Tokyo’s Office Rent Seen Peaking in Second Half 2020; Logistics Demand at Record High
Jan 17, 2020 -While the occupancy rate for office space in central Tokyo may see a slight decrease in 2020, demand for logistics facilities just outside the city has reached a record, according to the latest issue of the Nikkei Real Estate Market report.
Net absorption for logistics facilities in the greater Tokyo area climbed to its highest level, exceeding the 1 million square metres (sqm) mark in the last quarter of 2019, the report said. The reported cited data from Ichigo Real Estate Service, which has been collecting real estate information since 2008.
The vacancy rate decreased from 5.1% in October 2018 to 2.6% in October 2019. “During this
period, advertised rent did not fall, remaining at around 4,200 yen per tsubo ($11 per sqm),” the report said. It added that completions were at the highest level of 2.45 million sqm in 2019, and they are projected to fall year-on-year to 2.2 million sqm in 2020. Completions will reach a record high of over 3 million sqm in 2021, but demand is expected to catch up with supply.

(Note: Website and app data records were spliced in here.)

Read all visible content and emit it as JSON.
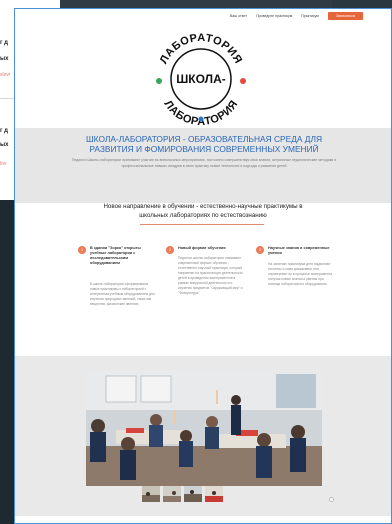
{
  "background_window": {
    "lines": [
      "г д",
      "ых",
      "г д",
      "ых"
    ],
    "links": [
      "slovr",
      "lov"
    ]
  },
  "nav": {
    "items": [
      "Ваш ответ",
      "Проведите практикум",
      "Практикум"
    ],
    "cta": "Записаться"
  },
  "logo": {
    "arc_top": "ЛАБОРАТОРИЯ",
    "center": "ШКОЛА-",
    "arc_bottom": "ЛАБОРАТОРИЯ"
  },
  "hero": {
    "title_line1": "ШКОЛА-ЛАБОРАТОРИЯ - ОБРАЗОВАТЕЛЬНАЯ СРЕДА ДЛЯ",
    "title_line2": "РАЗВИТИЯ И ФОМИРОВАНИЯ СОВРЕМЕННЫХ УМЕНИЙ",
    "text": "Педагоги Школы-лаборатории принимают участие во внеклассных мероприятиях, постоянно совершенствуя свои знания, актуальные педагогические методики и профессиональные навыки, внедряя в свою практику новые технологии и подходы к развитию детей"
  },
  "section": {
    "title_line1": "Новое направление в обучении - естественно-научные практикумы в",
    "title_line2": "школьных лабораториях по естествознанию"
  },
  "cards": [
    {
      "number": "1",
      "title": "В здании \"Зорко\" открыты учебные лаборатории с исследовательским оборудованием",
      "body": "В школе-лаборатории сформированы новые практикумы с лабораторией с интересным учебным оборудованием для изучения природных явлений, таких как вещества, физические явления"
    },
    {
      "number": "2",
      "title": "Новый формат обучения",
      "body": "Педагоги школы-лаборатории осваивают современный формат обучения - естественно-научный практикум, который направлен на практическую деятельность детей в проведении экспериментов в рамках внеурочной деятельности и изучения предметов \"Окружающий мир\" и \"Физкультура\""
    },
    {
      "number": "3",
      "title": "Научные знания и современные умения",
      "body": "На занятиях практикума дети выдвигают гипотезы и сами доказывают или опровергают их в процессе эксперимента, получая новые знания и умения при помощи лабораторного оборудования"
    }
  ],
  "gallery": {
    "thumb_count": 4
  },
  "colors": {
    "accent": "#e7653a",
    "title_blue": "#2a66b8",
    "window_border": "#4a8fd8"
  }
}
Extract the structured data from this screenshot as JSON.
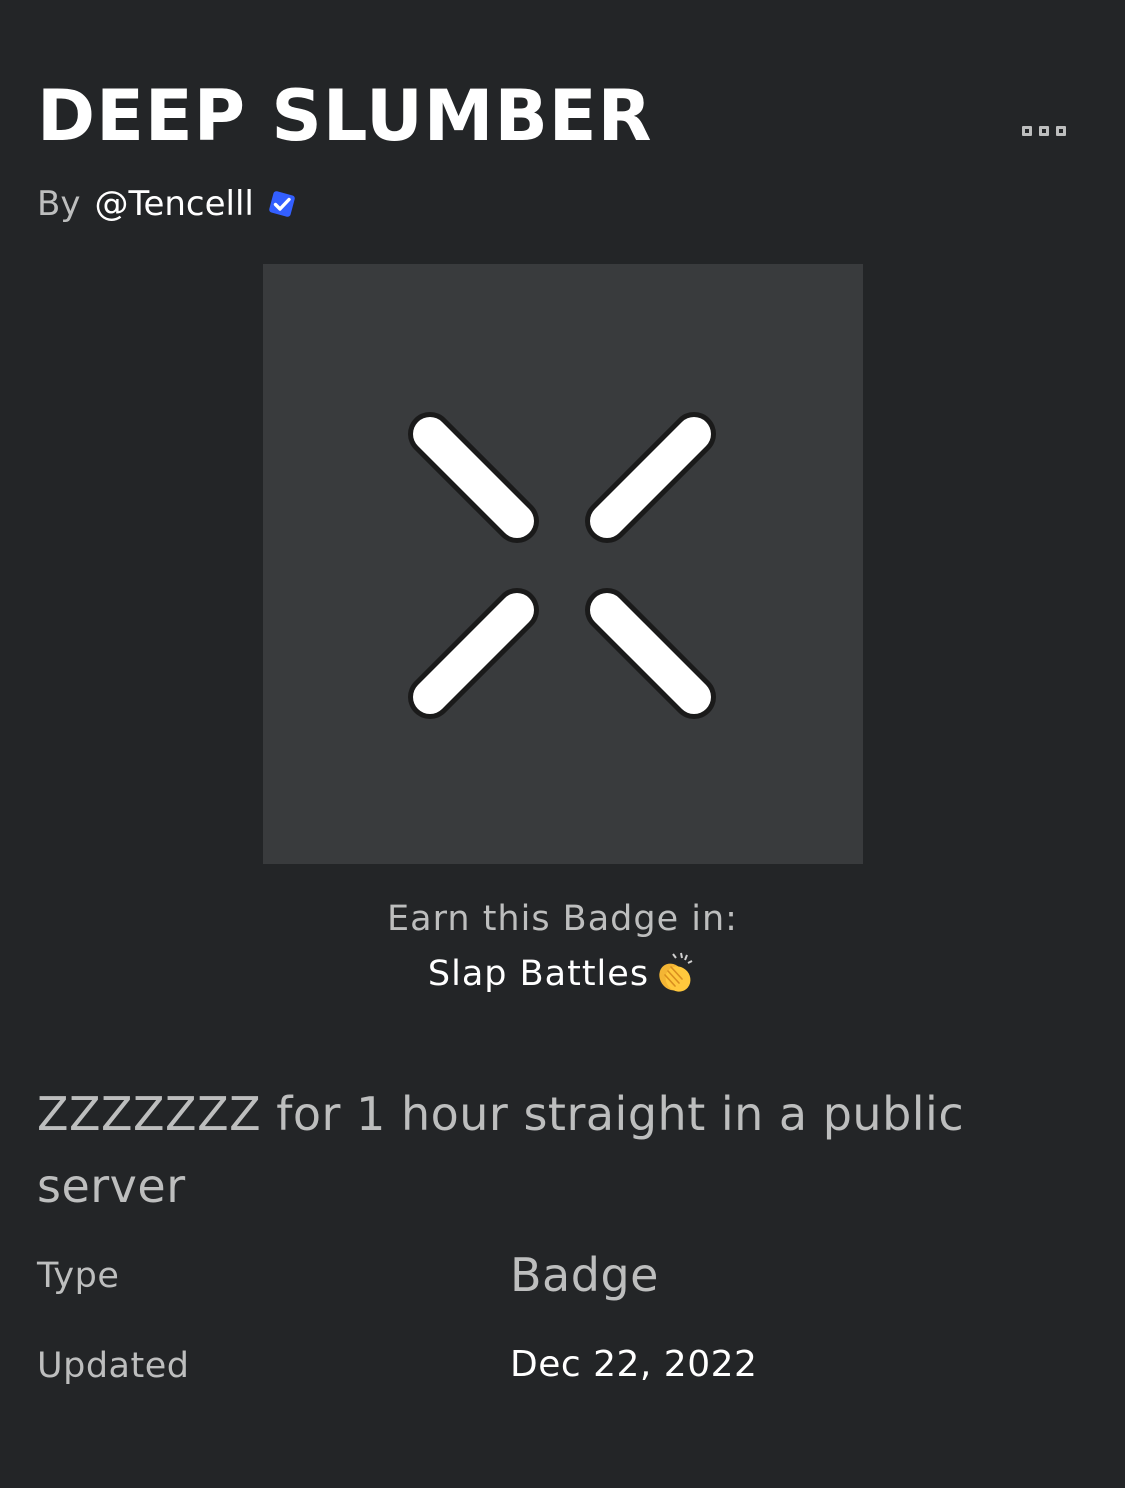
{
  "badge": {
    "title": "DEEP SLUMBER",
    "by_label": "By",
    "creator": "@Tencelll",
    "creator_verified": true,
    "image_icon": "sleeping-eyes-icon",
    "image_background": "#393b3d"
  },
  "earn": {
    "label": "Earn this Badge in:",
    "game_name": "Slap Battles",
    "game_icon": "clapping-hands-icon"
  },
  "description": "ZZZZZZZ for 1 hour straight in a public server",
  "details": {
    "type_label": "Type",
    "type_value": "Badge",
    "updated_label": "Updated",
    "updated_value": "Dec 22, 2022"
  },
  "menu": {
    "icon": "more-options-icon"
  },
  "colors": {
    "background": "#232527",
    "verified": "#335fff",
    "secondary_text": "#bdbebe"
  }
}
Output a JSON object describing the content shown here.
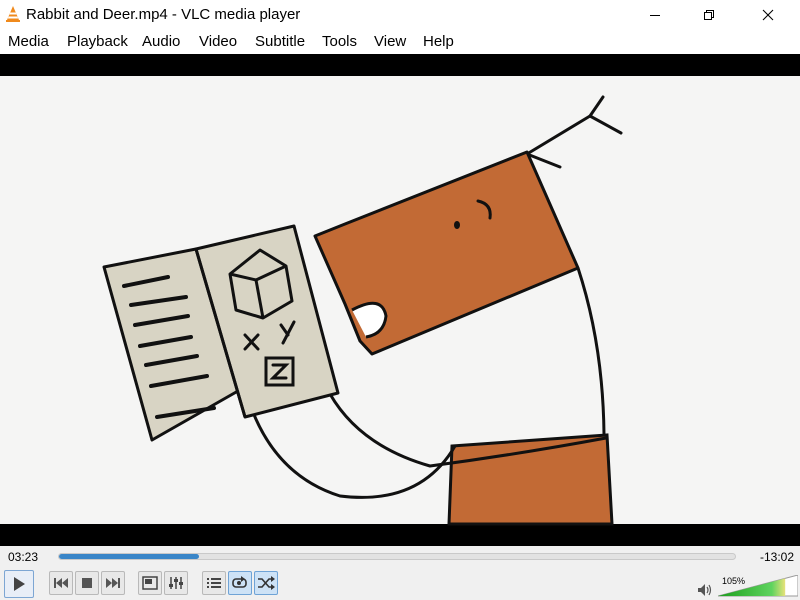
{
  "window": {
    "title": "Rabbit and Deer.mp4 - VLC media player",
    "controls": {
      "minimize_icon": "minimize-icon",
      "maximize_icon": "restore-icon",
      "close_icon": "close-icon"
    }
  },
  "menu": [
    "Media",
    "Playback",
    "Audio",
    "Video",
    "Subtitle",
    "Tools",
    "View",
    "Help"
  ],
  "player": {
    "time_elapsed": "03:23",
    "time_remaining": "-13:02",
    "progress": 0.207,
    "volume_label": "105%",
    "volume": 1.05
  },
  "controls": {
    "play": "play-icon",
    "previous": "skip-previous-icon",
    "stop": "stop-icon",
    "next": "skip-next-icon",
    "fullscreen": "fullscreen-icon",
    "extended_settings": "equalizer-icon",
    "playlist": "playlist-icon",
    "loop": "loop-icon",
    "random": "shuffle-icon",
    "mute": "speaker-icon"
  },
  "colors": {
    "accent": "#3a86c8",
    "video_letterbox": "#000000",
    "character_body": "#c26a35",
    "book_page": "#d8d4c4",
    "volume_green": "#2fbf2f"
  }
}
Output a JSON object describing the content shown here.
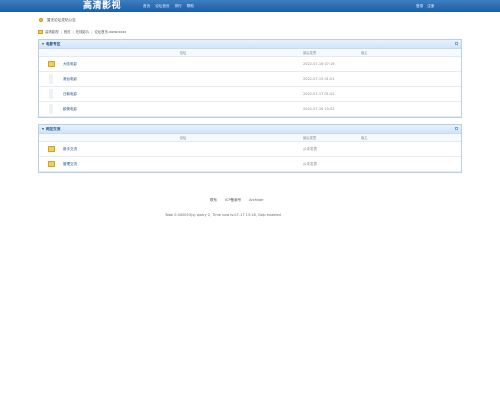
{
  "header": {
    "logo_text": "高清影视",
    "nav": [
      "首页",
      "论坛首页",
      "排行",
      "帮助"
    ],
    "user_links": [
      "登录",
      "注册"
    ]
  },
  "notice": {
    "text": "暂无论坛发帖公告"
  },
  "breadcrumb": [
    "高清影视",
    "首页",
    "在线影片",
    "论坛首页-www.xxxx"
  ],
  "sections": [
    {
      "title": "电影专区",
      "columns": {
        "name": "论坛",
        "last_post": "最后发表",
        "moderator": "版主"
      },
      "rows": [
        {
          "name": "大陆电影",
          "time": "2022-07-16 07:16",
          "mod": ""
        },
        {
          "name": "港台电影",
          "time": "2022-07-19 01:01",
          "mod": ""
        },
        {
          "name": "日韩电影",
          "time": "2022-07-17 01:02",
          "mod": ""
        },
        {
          "name": "欧美电影",
          "time": "2022-07-16 15:02",
          "mod": ""
        }
      ]
    },
    {
      "title": "网友交流",
      "columns": {
        "name": "论坛",
        "last_post": "最后发表",
        "moderator": "版主"
      },
      "rows": [
        {
          "name": "新手交流",
          "time": "从未发表",
          "mod": ""
        },
        {
          "name": "管理交流",
          "time": "从未发表",
          "mod": ""
        }
      ]
    }
  ],
  "footer": {
    "links": [
      "联系",
      "ICP备案号",
      "Archiver"
    ],
    "info": "Total 0.000053(s) query 2, Time now is:07-17 13:18, Gzip enabled"
  },
  "colors": {
    "topbar": "#1b5fa6",
    "panel_border": "#b9cfe7",
    "link": "#1f4e8a",
    "folder": "#f4cd55"
  }
}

In contrast, the office sector may see a softer market going forward with rents seen peaking in the second half of 2020.
The consensus of about 19 professionals is that the office occupancy rate will show a slight
decrease in 2020 as supply increases, with rent seen flat to moderately higher.
For Tokyo’s office space sector, a “mass supply” is expected from 2018 up until 2020. However, the vacancy rate in the five central wards of Tokyo has remained low at 1.56% as at end-November 2019. The numbers signalled that the challenge of surplus office space in 2020, which had caused some concerns, is easily surmountable, according to Nikkei.
Analysts, however, warned that a potential slowdown of the Japanese economy could hurt demand in the office and logistics sector. Other downside risks include uncertainty over the U.S. presidential elections in November 2020, the on-going U.S.-China trade war and local market conditions post-Olympics.